Dallas Morning News: Marc Veasey
The Dallas Morning News once again endorsed State Rep. Marc Veasey over Domingo Garcia. "Marc Veasey, who has spent the last seven years in Austin as a state representative, is a consensus builder who has earned the respect of colleagues on both sides of the aisle", wrote the board. Veasey is clearly the better candidate and the better Democrat in this race. His recent launching of "Vamos con Veasey" serves as a reminder that you don't have to be Latino to grasp the issues that most affect the Latino community. Although the Morning News failed to mention Domingo Garcia in their endorsement, the use of the phrase "consensus builder" could further explain their motivation in endorsing against the former State Rep. Garcia was once described by Paul Burka as "a one man leper colony." Veasey is an effective legislature who fights for progressive ideals, while Garcia is divisive and self-serving legislature who works against Democrats for school vouchers.
Houston Chronicle: Stephen Takach
The Chronicle endorsed Takach over opponent Steve Stockman in the Republican race for Congress in the southeast CD-36. In the endorsement, the board wrote, "Takach is a conservative with a strong financial background and a commitment to use that experience to help unravel the debt/deficit mess that's paralyzing the federal government." Takach has never run for elected office before, serving as a financial advisor previously. Takach's fundraising advantage gives him an edge over his opponent, former one term Congressman Steve Stockman. Stockman lives outside the district, but only 350 votes separated them the first time around. Although Stockman is not mentioned in the Chronicle's endorsement, he had to have played a huge role in their endorsement. Stockman has ran a bizarre campaign, hardly appearing in public and posting signs around the district that read, "Reelect Steve Stockman", even though he hasn't held elected office in more than a decade. An endorsement of Takach would have to reflect considerable unease with the more familiar Stockman.

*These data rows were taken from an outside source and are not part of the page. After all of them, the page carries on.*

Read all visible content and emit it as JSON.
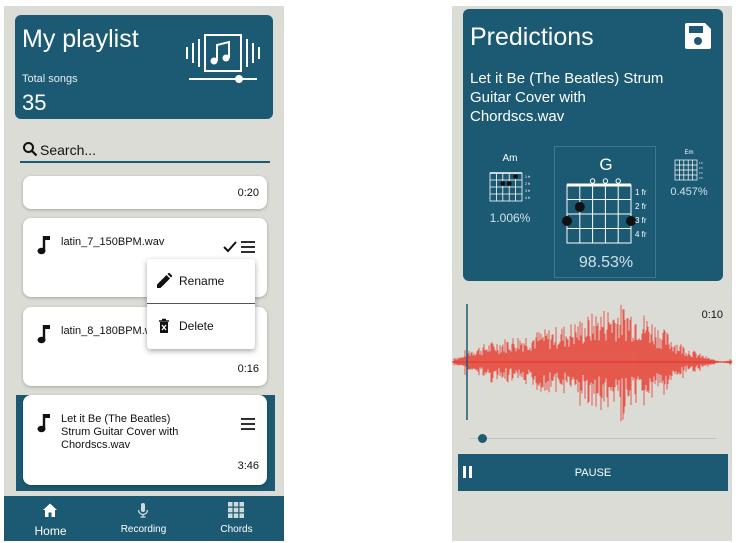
{
  "playlist": {
    "title": "My playlist",
    "subtitle": "Total songs",
    "count": "35",
    "search_placeholder": "Search...",
    "songs": [
      {
        "name": "",
        "duration": "0:20"
      },
      {
        "name": "latin_7_150BPM.wav",
        "duration": ""
      },
      {
        "name": "latin_8_180BPM.wav",
        "duration": "0:16"
      },
      {
        "name": "Let it Be (The Beatles) Strum Guitar Cover with Chordscs.wav",
        "duration": "3:46"
      }
    ],
    "context_menu": {
      "rename": "Rename",
      "delete": "Delete"
    },
    "nav": [
      {
        "label": "Home",
        "icon": "home-icon"
      },
      {
        "label": "Recording",
        "icon": "microphone-icon"
      },
      {
        "label": "Chords",
        "icon": "grid-icon"
      }
    ]
  },
  "predictions": {
    "title": "Predictions",
    "song": "Let it Be (The Beatles) Strum Guitar Cover with Chordscs.wav",
    "chords": [
      {
        "name": "Am",
        "percent": "1.006%"
      },
      {
        "name": "G",
        "percent": "98.53%"
      },
      {
        "name": "Em",
        "percent": "0.457%"
      }
    ],
    "fret_labels": [
      "1 fr",
      "2 fr",
      "3 fr",
      "4 fr"
    ],
    "time": "0:10",
    "pause_label": "PAUSE"
  },
  "colors": {
    "accent": "#1b5a72",
    "wave": "#e8392b",
    "background": "#dcdcd6"
  }
}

Austin American-Statesman: Jeff Wentworth
In Jeff Wentworth's competitive Republican primary with physician Donna Campbell, the Austin American Statesman has deemed Wentworth the "obvious choice." The Statesman cites Wentworth's "independent streak" that they believe shows he is not a "knee-jerk politician." That independent streak on issues like abortion rights and tort reform has earned him a great deal of opposition in Republican circles. Tea Party darling Donna Campbell hopes that opposition will culminate in votes come July 31st, but Wentworth has been here before. In Texas, it is rare to see a Republican break ranks. Despite his many, many shortcomings, Wentworth has shown courage in some of his stances and his reelection would keep another Tea Party obstructionist from elected office.
San Antonio Express-News: Tina Torres
The Express-news cited Torres' "civic activities and background in the law" as warranting their endorsement over former city councilman Phillip Cortez. Through that work, they argue, "Torres has developed a keen understanding of San Antonio and particularly the needs of (the) average resident." The editorial board also expresses unease in her opponent's record, a record they say shows a "disturbing lack of judgment that voters should consider." Torres makes up for her lack of political experience with a record advocating for families and children, serving on the board of non-profit groups like "Healthy Families." Torres clearly has her heart in the right place and the Express-News was right to place their trust in her.